Task item → Each line below should be quoted exactly, please.

Material for this exercise →
◆ ◆ ◆ ◆ ◆

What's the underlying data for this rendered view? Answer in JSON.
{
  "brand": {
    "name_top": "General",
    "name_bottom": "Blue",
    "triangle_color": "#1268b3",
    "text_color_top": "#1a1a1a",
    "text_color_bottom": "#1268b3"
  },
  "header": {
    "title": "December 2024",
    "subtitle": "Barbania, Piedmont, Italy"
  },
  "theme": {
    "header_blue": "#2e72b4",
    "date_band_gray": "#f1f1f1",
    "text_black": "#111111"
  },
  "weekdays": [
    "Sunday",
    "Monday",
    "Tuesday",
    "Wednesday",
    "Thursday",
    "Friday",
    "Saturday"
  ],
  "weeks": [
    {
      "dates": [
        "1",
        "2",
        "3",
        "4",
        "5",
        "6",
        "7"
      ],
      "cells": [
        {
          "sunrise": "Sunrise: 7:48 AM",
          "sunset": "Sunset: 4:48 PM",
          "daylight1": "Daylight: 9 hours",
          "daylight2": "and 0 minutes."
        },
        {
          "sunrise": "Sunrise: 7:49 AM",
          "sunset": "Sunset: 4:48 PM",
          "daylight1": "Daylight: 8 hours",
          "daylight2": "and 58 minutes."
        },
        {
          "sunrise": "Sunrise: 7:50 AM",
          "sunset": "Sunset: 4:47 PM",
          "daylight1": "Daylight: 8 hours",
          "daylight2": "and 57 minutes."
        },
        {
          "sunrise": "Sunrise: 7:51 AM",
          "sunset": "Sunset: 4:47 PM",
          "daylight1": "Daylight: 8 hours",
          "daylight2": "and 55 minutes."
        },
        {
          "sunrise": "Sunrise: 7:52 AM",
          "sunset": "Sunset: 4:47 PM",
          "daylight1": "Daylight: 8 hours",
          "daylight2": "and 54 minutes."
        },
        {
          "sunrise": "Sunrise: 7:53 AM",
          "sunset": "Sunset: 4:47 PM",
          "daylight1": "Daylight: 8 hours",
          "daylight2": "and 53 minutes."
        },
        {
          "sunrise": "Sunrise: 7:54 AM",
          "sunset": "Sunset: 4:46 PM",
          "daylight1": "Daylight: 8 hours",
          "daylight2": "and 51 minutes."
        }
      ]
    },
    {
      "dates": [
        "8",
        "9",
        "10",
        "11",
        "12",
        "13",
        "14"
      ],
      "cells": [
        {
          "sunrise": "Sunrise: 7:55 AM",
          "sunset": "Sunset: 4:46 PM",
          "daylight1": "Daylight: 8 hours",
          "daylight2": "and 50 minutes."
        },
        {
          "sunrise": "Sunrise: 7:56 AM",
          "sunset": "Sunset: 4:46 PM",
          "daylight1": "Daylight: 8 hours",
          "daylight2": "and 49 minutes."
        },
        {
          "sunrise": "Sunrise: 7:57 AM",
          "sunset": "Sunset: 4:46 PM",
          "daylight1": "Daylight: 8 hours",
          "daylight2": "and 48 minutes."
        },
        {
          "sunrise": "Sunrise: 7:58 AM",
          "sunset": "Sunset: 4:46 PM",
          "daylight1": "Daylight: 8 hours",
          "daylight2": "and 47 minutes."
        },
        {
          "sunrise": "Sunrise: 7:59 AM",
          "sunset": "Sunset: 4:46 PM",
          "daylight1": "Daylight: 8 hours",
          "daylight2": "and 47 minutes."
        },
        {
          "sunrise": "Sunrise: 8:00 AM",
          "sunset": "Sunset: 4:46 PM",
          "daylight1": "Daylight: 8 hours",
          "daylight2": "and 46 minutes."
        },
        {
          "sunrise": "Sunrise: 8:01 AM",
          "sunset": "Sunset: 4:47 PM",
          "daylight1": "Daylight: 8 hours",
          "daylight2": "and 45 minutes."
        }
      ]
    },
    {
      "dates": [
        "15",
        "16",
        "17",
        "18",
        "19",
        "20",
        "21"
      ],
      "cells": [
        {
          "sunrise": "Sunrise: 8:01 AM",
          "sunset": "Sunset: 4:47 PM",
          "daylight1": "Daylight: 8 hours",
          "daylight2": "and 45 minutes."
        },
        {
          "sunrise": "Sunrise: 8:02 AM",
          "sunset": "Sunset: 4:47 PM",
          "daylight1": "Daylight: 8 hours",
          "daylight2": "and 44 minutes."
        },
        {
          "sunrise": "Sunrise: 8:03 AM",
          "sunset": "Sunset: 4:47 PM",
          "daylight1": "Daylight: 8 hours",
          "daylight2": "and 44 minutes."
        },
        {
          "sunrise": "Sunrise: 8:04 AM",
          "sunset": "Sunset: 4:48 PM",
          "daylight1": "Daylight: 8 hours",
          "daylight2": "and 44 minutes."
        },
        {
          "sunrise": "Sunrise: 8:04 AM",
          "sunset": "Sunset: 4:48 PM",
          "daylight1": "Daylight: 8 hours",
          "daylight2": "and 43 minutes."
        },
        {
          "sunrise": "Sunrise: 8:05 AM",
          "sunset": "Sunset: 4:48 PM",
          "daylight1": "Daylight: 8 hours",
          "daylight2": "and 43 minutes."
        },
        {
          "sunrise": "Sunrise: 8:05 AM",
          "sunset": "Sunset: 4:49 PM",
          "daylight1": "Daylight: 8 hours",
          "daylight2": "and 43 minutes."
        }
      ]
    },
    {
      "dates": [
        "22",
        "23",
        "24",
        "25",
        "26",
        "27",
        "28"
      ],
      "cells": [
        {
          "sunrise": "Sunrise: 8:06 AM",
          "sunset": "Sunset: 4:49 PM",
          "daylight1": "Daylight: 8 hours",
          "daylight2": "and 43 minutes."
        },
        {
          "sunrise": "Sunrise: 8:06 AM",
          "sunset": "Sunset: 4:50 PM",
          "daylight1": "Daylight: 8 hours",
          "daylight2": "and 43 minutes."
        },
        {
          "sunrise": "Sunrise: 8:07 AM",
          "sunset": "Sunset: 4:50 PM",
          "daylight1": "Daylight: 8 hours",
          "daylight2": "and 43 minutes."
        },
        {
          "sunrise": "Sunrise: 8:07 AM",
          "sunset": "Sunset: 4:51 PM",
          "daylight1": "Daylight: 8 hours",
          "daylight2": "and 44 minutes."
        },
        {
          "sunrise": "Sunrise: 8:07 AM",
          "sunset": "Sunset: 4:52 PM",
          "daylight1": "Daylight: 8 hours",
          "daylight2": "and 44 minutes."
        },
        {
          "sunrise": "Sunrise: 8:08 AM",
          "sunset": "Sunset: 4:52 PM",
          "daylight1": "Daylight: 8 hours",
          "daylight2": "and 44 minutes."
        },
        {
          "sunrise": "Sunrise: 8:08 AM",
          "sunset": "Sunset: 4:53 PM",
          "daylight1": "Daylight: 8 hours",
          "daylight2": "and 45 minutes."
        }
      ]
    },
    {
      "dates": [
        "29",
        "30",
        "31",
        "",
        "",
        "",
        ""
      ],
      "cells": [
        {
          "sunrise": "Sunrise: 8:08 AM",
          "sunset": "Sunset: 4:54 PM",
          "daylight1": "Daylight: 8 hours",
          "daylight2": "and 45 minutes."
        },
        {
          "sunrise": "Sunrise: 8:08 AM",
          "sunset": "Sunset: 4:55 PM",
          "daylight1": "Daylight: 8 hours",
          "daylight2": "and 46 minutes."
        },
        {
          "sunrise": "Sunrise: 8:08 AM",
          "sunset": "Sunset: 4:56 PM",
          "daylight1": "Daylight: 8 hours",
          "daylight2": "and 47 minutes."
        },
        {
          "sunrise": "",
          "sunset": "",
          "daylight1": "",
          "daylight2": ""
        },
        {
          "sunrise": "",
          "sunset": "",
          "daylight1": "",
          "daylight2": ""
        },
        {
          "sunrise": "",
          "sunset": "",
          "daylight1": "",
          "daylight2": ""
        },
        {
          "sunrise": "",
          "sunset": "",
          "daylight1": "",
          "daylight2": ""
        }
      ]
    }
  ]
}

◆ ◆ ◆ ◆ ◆

Exercise result →
What's the underlying data for this rendered view? Answer in JSON.
{
  "brand": {
    "name_top": "General",
    "name_bottom": "Blue",
    "triangle_color": "#1268b3",
    "text_color_top": "#1a1a1a",
    "text_color_bottom": "#1268b3"
  },
  "header": {
    "title": "December 2024",
    "subtitle": "Barbania, Piedmont, Italy"
  },
  "theme": {
    "header_blue": "#2e72b4",
    "date_band_gray": "#f1f1f1",
    "text_black": "#111111"
  },
  "weekdays": [
    "Sunday",
    "Monday",
    "Tuesday",
    "Wednesday",
    "Thursday",
    "Friday",
    "Saturday"
  ],
  "weeks": [
    {
      "dates": [
        "1",
        "2",
        "3",
        "4",
        "5",
        "6",
        "7"
      ],
      "cells": [
        {
          "sunrise": "Sunrise: 7:48 AM",
          "sunset": "Sunset: 4:48 PM",
          "daylight1": "Daylight: 9 hours",
          "daylight2": "and 0 minutes."
        },
        {
          "sunrise": "Sunrise: 7:49 AM",
          "sunset": "Sunset: 4:48 PM",
          "daylight1": "Daylight: 8 hours",
          "daylight2": "and 58 minutes."
        },
        {
          "sunrise": "Sunrise: 7:50 AM",
          "sunset": "Sunset: 4:47 PM",
          "daylight1": "Daylight: 8 hours",
          "daylight2": "and 57 minutes."
        },
        {
          "sunrise": "Sunrise: 7:51 AM",
          "sunset": "Sunset: 4:47 PM",
          "daylight1": "Daylight: 8 hours",
          "daylight2": "and 55 minutes."
        },
        {
          "sunrise": "Sunrise: 7:52 AM",
          "sunset": "Sunset: 4:47 PM",
          "daylight1": "Daylight: 8 hours",
          "daylight2": "and 54 minutes."
        },
        {
          "sunrise": "Sunrise: 7:53 AM",
          "sunset": "Sunset: 4:47 PM",
          "daylight1": "Daylight: 8 hours",
          "daylight2": "and 53 minutes."
        },
        {
          "sunrise": "Sunrise: 7:54 AM",
          "sunset": "Sunset: 4:46 PM",
          "daylight1": "Daylight: 8 hours",
          "daylight2": "and 51 minutes."
        }
      ]
    },
    {
      "dates": [
        "8",
        "9",
        "10",
        "11",
        "12",
        "13",
        "14"
      ],
      "cells": [
        {
          "sunrise": "Sunrise: 7:55 AM",
          "sunset": "Sunset: 4:46 PM",
          "daylight1": "Daylight: 8 hours",
          "daylight2": "and 50 minutes."
        },
        {
          "sunrise": "Sunrise: 7:56 AM",
          "sunset": "Sunset: 4:46 PM",
          "daylight1": "Daylight: 8 hours",
          "daylight2": "and 49 minutes."
        },
        {
          "sunrise": "Sunrise: 7:57 AM",
          "sunset": "Sunset: 4:46 PM",
          "daylight1": "Daylight: 8 hours",
          "daylight2": "and 48 minutes."
        },
        {
          "sunrise": "Sunrise: 7:58 AM",
          "sunset": "Sunset: 4:46 PM",
          "daylight1": "Daylight: 8 hours",
          "daylight2": "and 47 minutes."
        },
        {
          "sunrise": "Sunrise: 7:59 AM",
          "sunset": "Sunset: 4:46 PM",
          "daylight1": "Daylight: 8 hours",
          "daylight2": "and 47 minutes."
        },
        {
          "sunrise": "Sunrise: 8:00 AM",
          "sunset": "Sunset: 4:46 PM",
          "daylight1": "Daylight: 8 hours",
          "daylight2": "and 46 minutes."
        },
        {
          "sunrise": "Sunrise: 8:01 AM",
          "sunset": "Sunset: 4:47 PM",
          "daylight1": "Daylight: 8 hours",
          "daylight2": "and 45 minutes."
        }
      ]
    },
    {
      "dates": [
        "15",
        "16",
        "17",
        "18",
        "19",
        "20",
        "21"
      ],
      "cells": [
        {
          "sunrise": "Sunrise: 8:01 AM",
          "sunset": "Sunset: 4:47 PM",
          "daylight1": "Daylight: 8 hours",
          "daylight2": "and 45 minutes."
        },
        {
          "sunrise": "Sunrise: 8:02 AM",
          "sunset": "Sunset: 4:47 PM",
          "daylight1": "Daylight: 8 hours",
          "daylight2": "and 44 minutes."
        },
        {
          "sunrise": "Sunrise: 8:03 AM",
          "sunset": "Sunset: 4:47 PM",
          "daylight1": "Daylight: 8 hours",
          "daylight2": "and 44 minutes."
        },
        {
          "sunrise": "Sunrise: 8:04 AM",
          "sunset": "Sunset: 4:48 PM",
          "daylight1": "Daylight: 8 hours",
          "daylight2": "and 44 minutes."
        },
        {
          "sunrise": "Sunrise: 8:04 AM",
          "sunset": "Sunset: 4:48 PM",
          "daylight1": "Daylight: 8 hours",
          "daylight2": "and 43 minutes."
        },
        {
          "sunrise": "Sunrise: 8:05 AM",
          "sunset": "Sunset: 4:48 PM",
          "daylight1": "Daylight: 8 hours",
          "daylight2": "and 43 minutes."
        },
        {
          "sunrise": "Sunrise: 8:05 AM",
          "sunset": "Sunset: 4:49 PM",
          "daylight1": "Daylight: 8 hours",
          "daylight2": "and 43 minutes."
        }
      ]
    },
    {
      "dates": [
        "22",
        "23",
        "24",
        "25",
        "26",
        "27",
        "28"
      ],
      "cells": [
        {
          "sunrise": "Sunrise: 8:06 AM",
          "sunset": "Sunset: 4:49 PM",
          "daylight1": "Daylight: 8 hours",
          "daylight2": "and 43 minutes."
        },
        {
          "sunrise": "Sunrise: 8:06 AM",
          "sunset": "Sunset: 4:50 PM",
          "daylight1": "Daylight: 8 hours",
          "daylight2": "and 43 minutes."
        },
        {
          "sunrise": "Sunrise: 8:07 AM",
          "sunset": "Sunset: 4:50 PM",
          "daylight1": "Daylight: 8 hours",
          "daylight2": "and 43 minutes."
        },
        {
          "sunrise": "Sunrise: 8:07 AM",
          "sunset": "Sunset: 4:51 PM",
          "daylight1": "Daylight: 8 hours",
          "daylight2": "and 44 minutes."
        },
        {
          "sunrise": "Sunrise: 8:07 AM",
          "sunset": "Sunset: 4:52 PM",
          "daylight1": "Daylight: 8 hours",
          "daylight2": "and 44 minutes."
        },
        {
          "sunrise": "Sunrise: 8:08 AM",
          "sunset": "Sunset: 4:52 PM",
          "daylight1": "Daylight: 8 hours",
          "daylight2": "and 44 minutes."
        },
        {
          "sunrise": "Sunrise: 8:08 AM",
          "sunset": "Sunset: 4:53 PM",
          "daylight1": "Daylight: 8 hours",
          "daylight2": "and 45 minutes."
        }
      ]
    },
    {
      "dates": [
        "29",
        "30",
        "31",
        "",
        "",
        "",
        ""
      ],
      "cells": [
        {
          "sunrise": "Sunrise: 8:08 AM",
          "sunset": "Sunset: 4:54 PM",
          "daylight1": "Daylight: 8 hours",
          "daylight2": "and 45 minutes."
        },
        {
          "sunrise": "Sunrise: 8:08 AM",
          "sunset": "Sunset: 4:55 PM",
          "daylight1": "Daylight: 8 hours",
          "daylight2": "and 46 minutes."
        },
        {
          "sunrise": "Sunrise: 8:08 AM",
          "sunset": "Sunset: 4:56 PM",
          "daylight1": "Daylight: 8 hours",
          "daylight2": "and 47 minutes."
        },
        {
          "sunrise": "",
          "sunset": "",
          "daylight1": "",
          "daylight2": ""
        },
        {
          "sunrise": "",
          "sunset": "",
          "daylight1": "",
          "daylight2": ""
        },
        {
          "sunrise": "",
          "sunset": "",
          "daylight1": "",
          "daylight2": ""
        },
        {
          "sunrise": "",
          "sunset": "",
          "daylight1": "",
          "daylight2": ""
        }
      ]
    }
  ]
}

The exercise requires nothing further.